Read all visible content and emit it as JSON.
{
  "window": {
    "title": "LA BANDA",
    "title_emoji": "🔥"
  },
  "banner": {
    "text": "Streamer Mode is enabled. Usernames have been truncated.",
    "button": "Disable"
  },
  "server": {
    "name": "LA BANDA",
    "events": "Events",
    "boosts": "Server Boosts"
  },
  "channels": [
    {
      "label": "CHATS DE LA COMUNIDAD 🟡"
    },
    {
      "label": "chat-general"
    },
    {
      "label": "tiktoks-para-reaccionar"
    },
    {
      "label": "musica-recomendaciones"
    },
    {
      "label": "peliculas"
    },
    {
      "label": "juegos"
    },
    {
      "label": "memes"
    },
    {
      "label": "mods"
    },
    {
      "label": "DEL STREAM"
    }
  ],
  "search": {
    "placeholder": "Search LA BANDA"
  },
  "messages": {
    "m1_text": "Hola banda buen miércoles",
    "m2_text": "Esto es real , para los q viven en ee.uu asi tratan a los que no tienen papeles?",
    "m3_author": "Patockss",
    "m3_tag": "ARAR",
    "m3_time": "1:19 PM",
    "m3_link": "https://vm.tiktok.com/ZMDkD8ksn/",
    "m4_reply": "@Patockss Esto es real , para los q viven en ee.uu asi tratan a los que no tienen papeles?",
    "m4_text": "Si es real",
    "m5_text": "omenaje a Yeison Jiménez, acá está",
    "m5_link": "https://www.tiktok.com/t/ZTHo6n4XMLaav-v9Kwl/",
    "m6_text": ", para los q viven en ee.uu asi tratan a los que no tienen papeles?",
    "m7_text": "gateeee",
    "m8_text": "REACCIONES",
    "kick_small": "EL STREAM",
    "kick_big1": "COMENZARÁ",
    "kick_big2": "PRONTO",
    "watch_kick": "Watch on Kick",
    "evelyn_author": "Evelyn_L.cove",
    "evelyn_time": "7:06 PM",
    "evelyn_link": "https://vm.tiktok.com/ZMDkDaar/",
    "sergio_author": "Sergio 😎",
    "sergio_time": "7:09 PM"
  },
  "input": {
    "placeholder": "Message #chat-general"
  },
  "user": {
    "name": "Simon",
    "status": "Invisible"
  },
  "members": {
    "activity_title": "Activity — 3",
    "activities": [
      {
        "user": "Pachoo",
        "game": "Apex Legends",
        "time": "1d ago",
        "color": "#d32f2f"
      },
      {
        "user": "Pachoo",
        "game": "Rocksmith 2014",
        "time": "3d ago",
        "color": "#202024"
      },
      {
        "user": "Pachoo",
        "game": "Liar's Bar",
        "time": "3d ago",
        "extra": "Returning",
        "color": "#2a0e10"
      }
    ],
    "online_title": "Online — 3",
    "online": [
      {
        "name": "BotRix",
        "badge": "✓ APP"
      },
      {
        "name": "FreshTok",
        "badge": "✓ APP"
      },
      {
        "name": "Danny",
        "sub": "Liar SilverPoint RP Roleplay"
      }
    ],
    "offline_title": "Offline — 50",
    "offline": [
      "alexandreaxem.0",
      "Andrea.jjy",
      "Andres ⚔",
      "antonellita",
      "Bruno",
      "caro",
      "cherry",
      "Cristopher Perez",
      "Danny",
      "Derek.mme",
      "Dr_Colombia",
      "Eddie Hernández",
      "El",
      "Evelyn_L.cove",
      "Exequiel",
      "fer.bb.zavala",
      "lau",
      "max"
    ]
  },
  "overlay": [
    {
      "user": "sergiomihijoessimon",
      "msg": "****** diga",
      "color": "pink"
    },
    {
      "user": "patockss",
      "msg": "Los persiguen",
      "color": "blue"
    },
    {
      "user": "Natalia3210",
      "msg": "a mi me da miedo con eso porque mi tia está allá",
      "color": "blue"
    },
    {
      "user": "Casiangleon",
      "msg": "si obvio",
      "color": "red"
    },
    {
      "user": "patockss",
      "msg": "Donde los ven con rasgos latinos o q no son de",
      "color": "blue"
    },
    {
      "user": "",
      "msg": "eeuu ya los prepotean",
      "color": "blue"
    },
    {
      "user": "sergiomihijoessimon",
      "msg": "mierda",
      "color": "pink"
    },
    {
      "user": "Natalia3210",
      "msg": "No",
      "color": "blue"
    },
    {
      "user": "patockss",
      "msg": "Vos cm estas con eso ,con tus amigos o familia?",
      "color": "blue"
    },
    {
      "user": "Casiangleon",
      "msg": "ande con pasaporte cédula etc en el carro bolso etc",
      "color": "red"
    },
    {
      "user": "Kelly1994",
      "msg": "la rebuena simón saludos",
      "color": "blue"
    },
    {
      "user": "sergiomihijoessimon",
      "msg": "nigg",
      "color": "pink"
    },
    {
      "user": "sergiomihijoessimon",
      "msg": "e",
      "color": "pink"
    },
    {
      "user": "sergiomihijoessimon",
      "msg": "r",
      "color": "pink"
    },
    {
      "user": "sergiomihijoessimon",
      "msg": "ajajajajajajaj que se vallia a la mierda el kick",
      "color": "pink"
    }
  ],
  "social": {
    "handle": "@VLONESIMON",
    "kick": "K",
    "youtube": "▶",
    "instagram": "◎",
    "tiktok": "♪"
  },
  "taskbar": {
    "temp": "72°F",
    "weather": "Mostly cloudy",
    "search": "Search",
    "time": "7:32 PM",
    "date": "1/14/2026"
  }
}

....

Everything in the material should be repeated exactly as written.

Read all visible content and emit it as JSON.
{
  "window": {
    "title": "LA BANDA",
    "title_emoji": "🔥"
  },
  "banner": {
    "text": "Streamer Mode is enabled. Usernames have been truncated.",
    "button": "Disable"
  },
  "server": {
    "name": "LA BANDA",
    "events": "Events",
    "boosts": "Server Boosts"
  },
  "channels": [
    {
      "label": "CHATS DE LA COMUNIDAD 🟡"
    },
    {
      "label": "chat-general"
    },
    {
      "label": "tiktoks-para-reaccionar"
    },
    {
      "label": "musica-recomendaciones"
    },
    {
      "label": "peliculas"
    },
    {
      "label": "juegos"
    },
    {
      "label": "memes"
    },
    {
      "label": "mods"
    },
    {
      "label": "DEL STREAM"
    }
  ],
  "search": {
    "placeholder": "Search LA BANDA"
  },
  "messages": {
    "m1_text": "Hola banda buen miércoles",
    "m2_text": "Esto es real , para los q viven en ee.uu asi tratan a los que no tienen papeles?",
    "m3_author": "Patockss",
    "m3_tag": "ARAR",
    "m3_time": "1:19 PM",
    "m3_link": "https://vm.tiktok.com/ZMDkD8ksn/",
    "m4_reply": "@Patockss Esto es real , para los q viven en ee.uu asi tratan a los que no tienen papeles?",
    "m4_text": "Si es real",
    "m5_text": "omenaje a Yeison Jiménez, acá está",
    "m5_link": "https://www.tiktok.com/t/ZTHo6n4XMLaav-v9Kwl/",
    "m6_text": ", para los q viven en ee.uu asi tratan a los que no tienen papeles?",
    "m7_text": "gateeee",
    "m8_text": "REACCIONES",
    "kick_small": "EL STREAM",
    "kick_big1": "COMENZARÁ",
    "kick_big2": "PRONTO",
    "watch_kick": "Watch on Kick",
    "evelyn_author": "Evelyn_L.cove",
    "evelyn_time": "7:06 PM",
    "evelyn_link": "https://vm.tiktok.com/ZMDkDaar/",
    "sergio_author": "Sergio 😎",
    "sergio_time": "7:09 PM"
  },
  "input": {
    "placeholder": "Message #chat-general"
  },
  "user": {
    "name": "Simon",
    "status": "Invisible"
  },
  "members": {
    "activity_title": "Activity — 3",
    "activities": [
      {
        "user": "Pachoo",
        "game": "Apex Legends",
        "time": "1d ago",
        "color": "#d32f2f"
      },
      {
        "user": "Pachoo",
        "game": "Rocksmith 2014",
        "time": "3d ago",
        "color": "#202024"
      },
      {
        "user": "Pachoo",
        "game": "Liar's Bar",
        "time": "3d ago",
        "extra": "Returning",
        "color": "#2a0e10"
      }
    ],
    "online_title": "Online — 3",
    "online": [
      {
        "name": "BotRix",
        "badge": "✓ APP"
      },
      {
        "name": "FreshTok",
        "badge": "✓ APP"
      },
      {
        "name": "Danny",
        "sub": "Liar SilverPoint RP Roleplay"
      }
    ],
    "offline_title": "Offline — 50",
    "offline": [
      "alexandreaxem.0",
      "Andrea.jjy",
      "Andres ⚔",
      "antonellita",
      "Bruno",
      "caro",
      "cherry",
      "Cristopher Perez",
      "Danny",
      "Derek.mme",
      "Dr_Colombia",
      "Eddie Hernández",
      "El",
      "Evelyn_L.cove",
      "Exequiel",
      "fer.bb.zavala",
      "lau",
      "max"
    ]
  },
  "overlay": [
    {
      "user": "sergiomihijoessimon",
      "msg": "****** diga",
      "color": "pink"
    },
    {
      "user": "patockss",
      "msg": "Los persiguen",
      "color": "blue"
    },
    {
      "user": "Natalia3210",
      "msg": "a mi me da miedo con eso porque mi tia está allá",
      "color": "blue"
    },
    {
      "user": "Casiangleon",
      "msg": "si obvio",
      "color": "red"
    },
    {
      "user": "patockss",
      "msg": "Donde los ven con rasgos latinos o q no son de",
      "color": "blue"
    },
    {
      "user": "",
      "msg": "eeuu ya los prepotean",
      "color": "blue"
    },
    {
      "user": "sergiomihijoessimon",
      "msg": "mierda",
      "color": "pink"
    },
    {
      "user": "Natalia3210",
      "msg": "No",
      "color": "blue"
    },
    {
      "user": "patockss",
      "msg": "Vos cm estas con eso ,con tus amigos o familia?",
      "color": "blue"
    },
    {
      "user": "Casiangleon",
      "msg": "ande con pasaporte cédula etc en el carro bolso etc",
      "color": "red"
    },
    {
      "user": "Kelly1994",
      "msg": "la rebuena simón saludos",
      "color": "blue"
    },
    {
      "user": "sergiomihijoessimon",
      "msg": "nigg",
      "color": "pink"
    },
    {
      "user": "sergiomihijoessimon",
      "msg": "e",
      "color": "pink"
    },
    {
      "user": "sergiomihijoessimon",
      "msg": "r",
      "color": "pink"
    },
    {
      "user": "sergiomihijoessimon",
      "msg": "ajajajajajajaj que se vallia a la mierda el kick",
      "color": "pink"
    }
  ],
  "social": {
    "handle": "@VLONESIMON",
    "kick": "K",
    "youtube": "▶",
    "instagram": "◎",
    "tiktok": "♪"
  },
  "taskbar": {
    "temp": "72°F",
    "weather": "Mostly cloudy",
    "search": "Search",
    "time": "7:32 PM",
    "date": "1/14/2026"
  }
}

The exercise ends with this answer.